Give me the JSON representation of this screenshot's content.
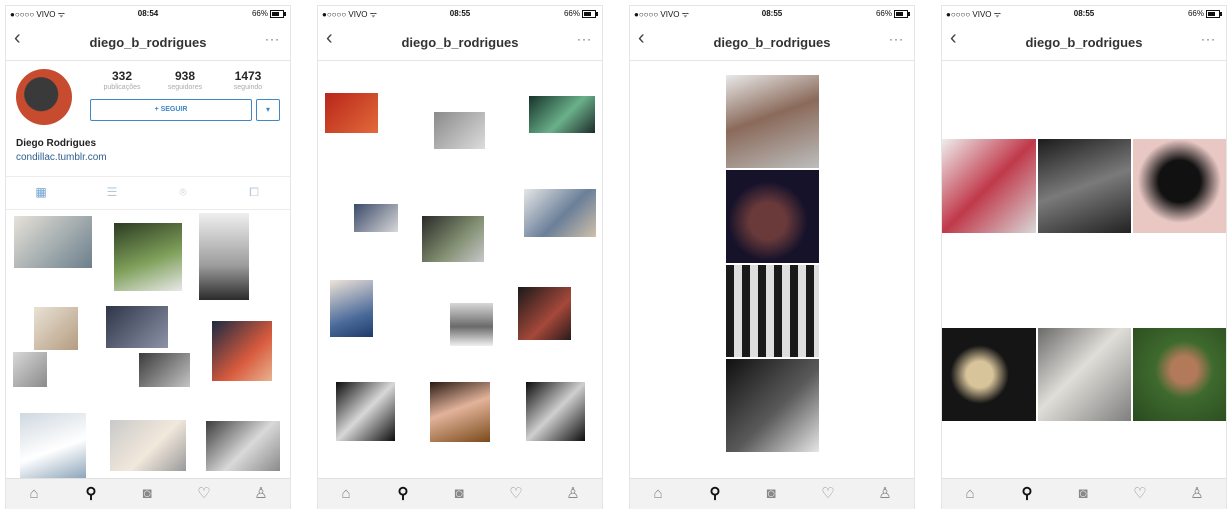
{
  "status": {
    "carrier": "●○○○○ VIVO ᯤ",
    "battery": "66%"
  },
  "screens": [
    {
      "time": "08:54",
      "title": "diego_b_rodrigues"
    },
    {
      "time": "08:55",
      "title": "diego_b_rodrigues"
    },
    {
      "time": "08:55",
      "title": "diego_b_rodrigues"
    },
    {
      "time": "08:55",
      "title": "diego_b_rodrigues"
    }
  ],
  "profile": {
    "stats": [
      {
        "value": "332",
        "label": "publicações"
      },
      {
        "value": "938",
        "label": "seguidores"
      },
      {
        "value": "1473",
        "label": "seguindo"
      }
    ],
    "follow_label": "+ SEGUIR",
    "dropdown_label": "▾",
    "name": "Diego Rodrigues",
    "website": "condillac.tumblr.com"
  },
  "icons": {
    "back": "‹",
    "more": "···",
    "grid": "▦",
    "list": "☰",
    "location": "⌾",
    "tagged": "⧠",
    "home": "⌂",
    "search": "⚲",
    "camera": "◙",
    "heart": "♡",
    "profile": "♙"
  },
  "colors": {
    "accent": "#3f87c6",
    "link": "#2f5f8f",
    "tabbar": "#f2f2f2"
  }
}
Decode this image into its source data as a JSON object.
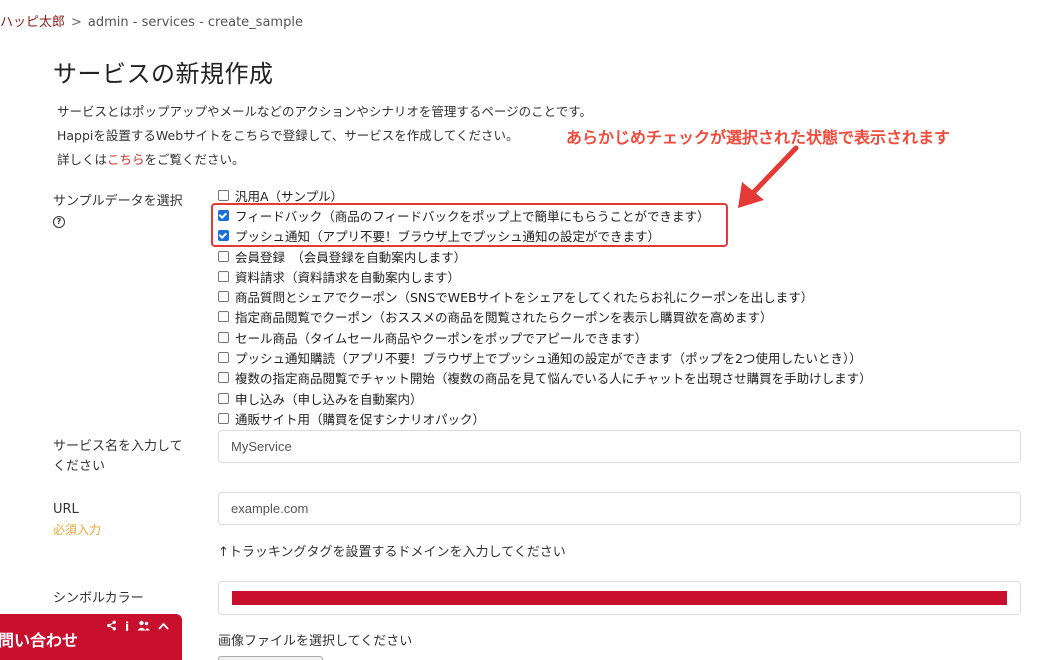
{
  "breadcrumb": {
    "home": "ハッピ太郎",
    "separator": ">",
    "path": "admin - services - create_sample"
  },
  "page_title": "サービスの新規作成",
  "description": {
    "line1": "サービスとはポップアップやメールなどのアクションやシナリオを管理するページのことです。",
    "line2": "Happiを設置するWebサイトをこちらで登録して、サービスを作成してください。",
    "line3_prefix": "詳しくは",
    "line3_link": "こちら",
    "line3_suffix": "をご覧ください。"
  },
  "annotation": {
    "text": "あらかじめチェックが選択された状態で表示されます",
    "color": "#f24a3c"
  },
  "sample_data": {
    "label": "サンプルデータを選択",
    "help_icon": "question-circle-icon",
    "items": [
      {
        "label": "汎用A（サンプル）",
        "checked": false
      },
      {
        "label": "フィードバック（商品のフィードバックをポップ上で簡単にもらうことができます）",
        "checked": true
      },
      {
        "label": "プッシュ通知（アプリ不要！ブラウザ上でプッシュ通知の設定ができます）",
        "checked": true
      },
      {
        "label": "会員登録　（会員登録を自動案内します）",
        "checked": false
      },
      {
        "label": "資料請求（資料請求を自動案内します）",
        "checked": false
      },
      {
        "label": "商品質問とシェアでクーポン（SNSでWEBサイトをシェアをしてくれたらお礼にクーポンを出します）",
        "checked": false
      },
      {
        "label": "指定商品閲覧でクーポン（おススメの商品を閲覧されたらクーポンを表示し購買欲を高めます）",
        "checked": false
      },
      {
        "label": "セール商品（タイムセール商品やクーポンをポップでアピールできます）",
        "checked": false
      },
      {
        "label": "プッシュ通知購読（アプリ不要！ブラウザ上でプッシュ通知の設定ができます（ポップを2つ使用したいとき））",
        "checked": false
      },
      {
        "label": "複数の指定商品閲覧でチャット開始（複数の商品を見て悩んでいる人にチャットを出現させ購買を手助けします）",
        "checked": false
      },
      {
        "label": "申し込み（申し込みを自動案内）",
        "checked": false
      },
      {
        "label": "通販サイト用（購買を促すシナリオパック）",
        "checked": false
      }
    ]
  },
  "service_name": {
    "label_line1": "サービス名を入力して",
    "label_line2": "ください",
    "placeholder": "MyService"
  },
  "url": {
    "label": "URL",
    "required": "必須入力",
    "placeholder": "example.com",
    "hint": "↑トラッキングタグを設置するドメインを入力してください"
  },
  "symbol_color": {
    "label": "シンボルカラー",
    "value": "#c8102e"
  },
  "image_file": {
    "label": "画像ファイルを選択してください"
  },
  "contact_widget": {
    "label": "問い合わせ",
    "icons": [
      "share-icon",
      "info-icon",
      "users-icon",
      "chevron-up-icon"
    ],
    "color": "#c8102e"
  }
}
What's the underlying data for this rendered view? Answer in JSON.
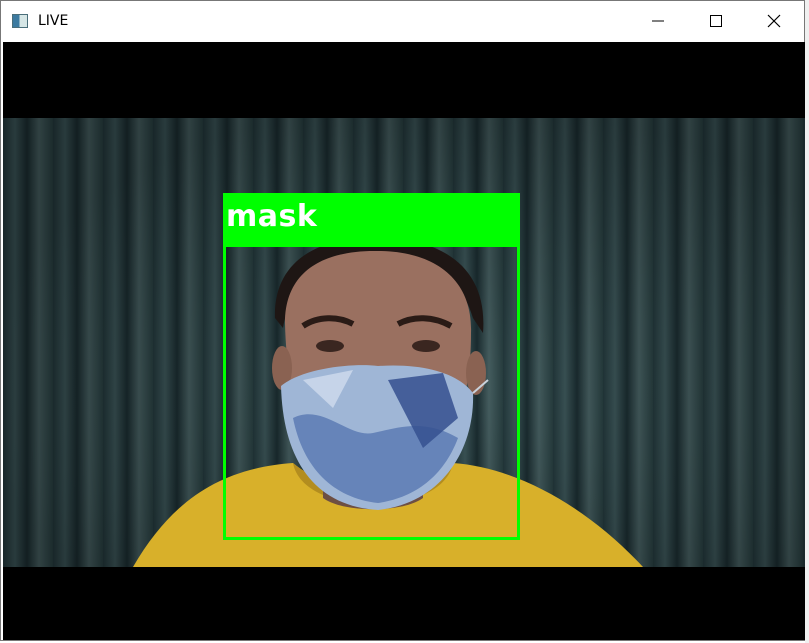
{
  "window": {
    "title": "LIVE",
    "icons": {
      "app": "opencv-window-icon",
      "minimize": "minimize-icon",
      "maximize": "maximize-icon",
      "close": "close-icon"
    }
  },
  "detection": {
    "label": "mask",
    "box_color": "#00ff00",
    "label_text_color": "#ffffff"
  },
  "colors": {
    "letterbox": "#000000",
    "background": "#2f4548",
    "shirt": "#d8b02a",
    "skin": "#9a7060",
    "mask": "#9fb6d6"
  }
}
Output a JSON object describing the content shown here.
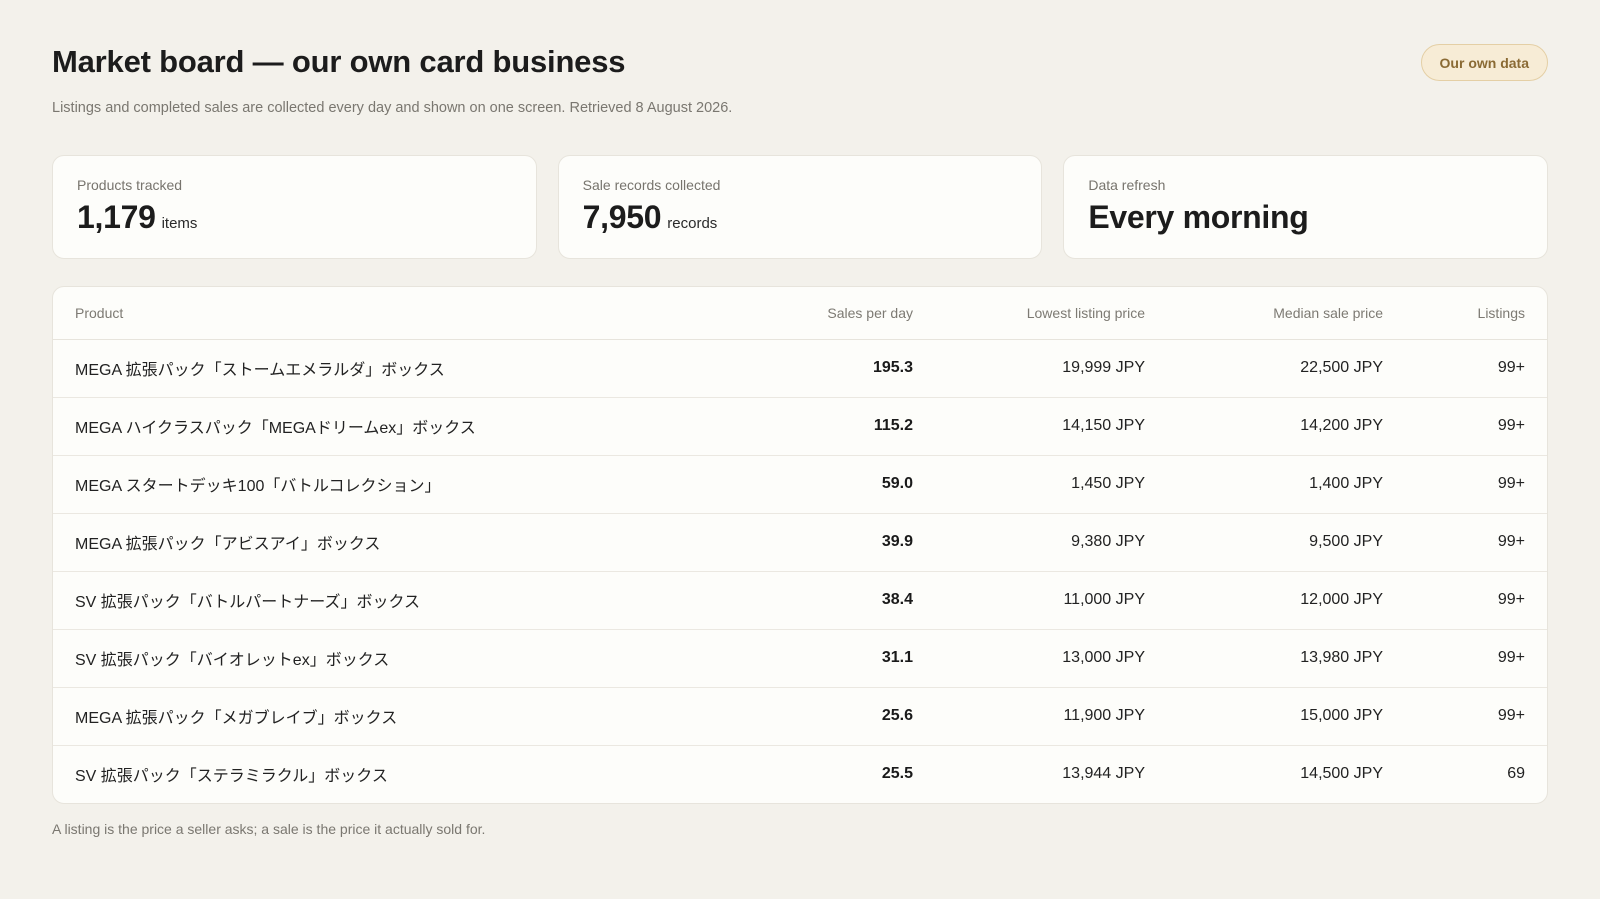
{
  "header": {
    "title": "Market board — our own card business",
    "subtitle": "Listings and completed sales are collected every day and shown on one screen. Retrieved 8 August 2026.",
    "badge": "Our own data"
  },
  "stats": [
    {
      "label": "Products tracked",
      "value": "1,179",
      "unit": "items"
    },
    {
      "label": "Sale records collected",
      "value": "7,950",
      "unit": "records"
    },
    {
      "label": "Data refresh",
      "value": "Every morning",
      "unit": ""
    }
  ],
  "table": {
    "columns": [
      "Product",
      "Sales per day",
      "Lowest listing price",
      "Median sale price",
      "Listings"
    ],
    "rows": [
      [
        "MEGA 拡張パック「ストームエメラルダ」ボックス",
        "195.3",
        "19,999 JPY",
        "22,500 JPY",
        "99+"
      ],
      [
        "MEGA ハイクラスパック「MEGAドリームex」ボックス",
        "115.2",
        "14,150 JPY",
        "14,200 JPY",
        "99+"
      ],
      [
        "MEGA スタートデッキ100「バトルコレクション」",
        "59.0",
        "1,450 JPY",
        "1,400 JPY",
        "99+"
      ],
      [
        "MEGA 拡張パック「アビスアイ」ボックス",
        "39.9",
        "9,380 JPY",
        "9,500 JPY",
        "99+"
      ],
      [
        "SV 拡張パック「バトルパートナーズ」ボックス",
        "38.4",
        "11,000 JPY",
        "12,000 JPY",
        "99+"
      ],
      [
        "SV 拡張パック「バイオレットex」ボックス",
        "31.1",
        "13,000 JPY",
        "13,980 JPY",
        "99+"
      ],
      [
        "MEGA 拡張パック「メガブレイブ」ボックス",
        "25.6",
        "11,900 JPY",
        "15,000 JPY",
        "99+"
      ],
      [
        "SV 拡張パック「ステラミラクル」ボックス",
        "25.5",
        "13,944 JPY",
        "14,500 JPY",
        "69"
      ]
    ]
  },
  "footnote": "A listing is the price a seller asks; a sale is the price it actually sold for.",
  "colors": {
    "background": "#f3f1eb",
    "card": "#fdfdfa",
    "badge_bg": "#f7ecd6",
    "badge_text": "#8a6a34"
  }
}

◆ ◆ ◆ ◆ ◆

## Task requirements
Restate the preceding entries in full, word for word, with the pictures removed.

## Response box
Give me the JSON representation of this screenshot's content.
{
  "status": {
    "carrier": "●○○○○ VIVO ᯤ",
    "battery": "66%"
  },
  "screens": [
    {
      "time": "08:54",
      "title": "diego_b_rodrigues"
    },
    {
      "time": "08:55",
      "title": "diego_b_rodrigues"
    },
    {
      "time": "08:55",
      "title": "diego_b_rodrigues"
    },
    {
      "time": "08:55",
      "title": "diego_b_rodrigues"
    }
  ],
  "profile": {
    "stats": [
      {
        "value": "332",
        "label": "publicações"
      },
      {
        "value": "938",
        "label": "seguidores"
      },
      {
        "value": "1473",
        "label": "seguindo"
      }
    ],
    "follow_label": "+ SEGUIR",
    "dropdown_label": "▾",
    "name": "Diego Rodrigues",
    "website": "condillac.tumblr.com"
  },
  "icons": {
    "back": "‹",
    "more": "···",
    "grid": "▦",
    "list": "☰",
    "location": "⌾",
    "tagged": "⧠",
    "home": "⌂",
    "search": "⚲",
    "camera": "◙",
    "heart": "♡",
    "profile": "♙"
  },
  "colors": {
    "accent": "#3f87c6",
    "link": "#2f5f8f",
    "tabbar": "#f2f2f2"
  }
}
Decode this image into its source data as a JSON object.
{
  "breadcrumb": {
    "home": "ハッピ太郎",
    "separator": ">",
    "path": "admin - services - create_sample"
  },
  "page_title": "サービスの新規作成",
  "description": {
    "line1": "サービスとはポップアップやメールなどのアクションやシナリオを管理するページのことです。",
    "line2": "Happiを設置するWebサイトをこちらで登録して、サービスを作成してください。",
    "line3_prefix": "詳しくは",
    "line3_link": "こちら",
    "line3_suffix": "をご覧ください。"
  },
  "annotation": {
    "text": "あらかじめチェックが選択された状態で表示されます",
    "color": "#f24a3c"
  },
  "sample_data": {
    "label": "サンプルデータを選択",
    "help_icon": "question-circle-icon",
    "items": [
      {
        "label": "汎用A（サンプル）",
        "checked": false
      },
      {
        "label": "フィードバック（商品のフィードバックをポップ上で簡単にもらうことができます）",
        "checked": true
      },
      {
        "label": "プッシュ通知（アプリ不要！ブラウザ上でプッシュ通知の設定ができます）",
        "checked": true
      },
      {
        "label": "会員登録　（会員登録を自動案内します）",
        "checked": false
      },
      {
        "label": "資料請求（資料請求を自動案内します）",
        "checked": false
      },
      {
        "label": "商品質問とシェアでクーポン（SNSでWEBサイトをシェアをしてくれたらお礼にクーポンを出します）",
        "checked": false
      },
      {
        "label": "指定商品閲覧でクーポン（おススメの商品を閲覧されたらクーポンを表示し購買欲を高めます）",
        "checked": false
      },
      {
        "label": "セール商品（タイムセール商品やクーポンをポップでアピールできます）",
        "checked": false
      },
      {
        "label": "プッシュ通知購読（アプリ不要！ブラウザ上でプッシュ通知の設定ができます（ポップを2つ使用したいとき））",
        "checked": false
      },
      {
        "label": "複数の指定商品閲覧でチャット開始（複数の商品を見て悩んでいる人にチャットを出現させ購買を手助けします）",
        "checked": false
      },
      {
        "label": "申し込み（申し込みを自動案内）",
        "checked": false
      },
      {
        "label": "通販サイト用（購買を促すシナリオパック）",
        "checked": false
      }
    ]
  },
  "service_name": {
    "label_line1": "サービス名を入力して",
    "label_line2": "ください",
    "placeholder": "MyService"
  },
  "url": {
    "label": "URL",
    "required": "必須入力",
    "placeholder": "example.com",
    "hint": "↑トラッキングタグを設置するドメインを入力してください"
  },
  "symbol_color": {
    "label": "シンボルカラー",
    "value": "#c8102e"
  },
  "image_file": {
    "label": "画像ファイルを選択してください"
  },
  "contact_widget": {
    "label": "問い合わせ",
    "icons": [
      "share-icon",
      "info-icon",
      "users-icon",
      "chevron-up-icon"
    ],
    "color": "#c8102e"
  }
}
What's the underlying data for this rendered view? Answer in JSON.
{
  "window": {
    "title": "LIVE",
    "icons": {
      "app": "opencv-window-icon",
      "minimize": "minimize-icon",
      "maximize": "maximize-icon",
      "close": "close-icon"
    }
  },
  "detection": {
    "label": "mask",
    "box_color": "#00ff00",
    "label_text_color": "#ffffff"
  },
  "colors": {
    "letterbox": "#000000",
    "background": "#2f4548",
    "shirt": "#d8b02a",
    "skin": "#9a7060",
    "mask": "#9fb6d6"
  }
}
Output a JSON object describing the content shown here.
{
  "header": {
    "title": "Market board — our own card business",
    "subtitle": "Listings and completed sales are collected every day and shown on one screen. Retrieved 8 August 2026.",
    "badge": "Our own data"
  },
  "stats": [
    {
      "label": "Products tracked",
      "value": "1,179",
      "unit": "items"
    },
    {
      "label": "Sale records collected",
      "value": "7,950",
      "unit": "records"
    },
    {
      "label": "Data refresh",
      "value": "Every morning",
      "unit": ""
    }
  ],
  "table": {
    "columns": [
      "Product",
      "Sales per day",
      "Lowest listing price",
      "Median sale price",
      "Listings"
    ],
    "rows": [
      [
        "MEGA 拡張パック「ストームエメラルダ」ボックス",
        "195.3",
        "19,999 JPY",
        "22,500 JPY",
        "99+"
      ],
      [
        "MEGA ハイクラスパック「MEGAドリームex」ボックス",
        "115.2",
        "14,150 JPY",
        "14,200 JPY",
        "99+"
      ],
      [
        "MEGA スタートデッキ100「バトルコレクション」",
        "59.0",
        "1,450 JPY",
        "1,400 JPY",
        "99+"
      ],
      [
        "MEGA 拡張パック「アビスアイ」ボックス",
        "39.9",
        "9,380 JPY",
        "9,500 JPY",
        "99+"
      ],
      [
        "SV 拡張パック「バトルパートナーズ」ボックス",
        "38.4",
        "11,000 JPY",
        "12,000 JPY",
        "99+"
      ],
      [
        "SV 拡張パック「バイオレットex」ボックス",
        "31.1",
        "13,000 JPY",
        "13,980 JPY",
        "99+"
      ],
      [
        "MEGA 拡張パック「メガブレイブ」ボックス",
        "25.6",
        "11,900 JPY",
        "15,000 JPY",
        "99+"
      ],
      [
        "SV 拡張パック「ステラミラクル」ボックス",
        "25.5",
        "13,944 JPY",
        "14,500 JPY",
        "69"
      ]
    ]
  },
  "footnote": "A listing is the price a seller asks; a sale is the price it actually sold for.",
  "colors": {
    "background": "#f3f1eb",
    "card": "#fdfdfa",
    "badge_bg": "#f7ecd6",
    "badge_text": "#8a6a34"
  }
}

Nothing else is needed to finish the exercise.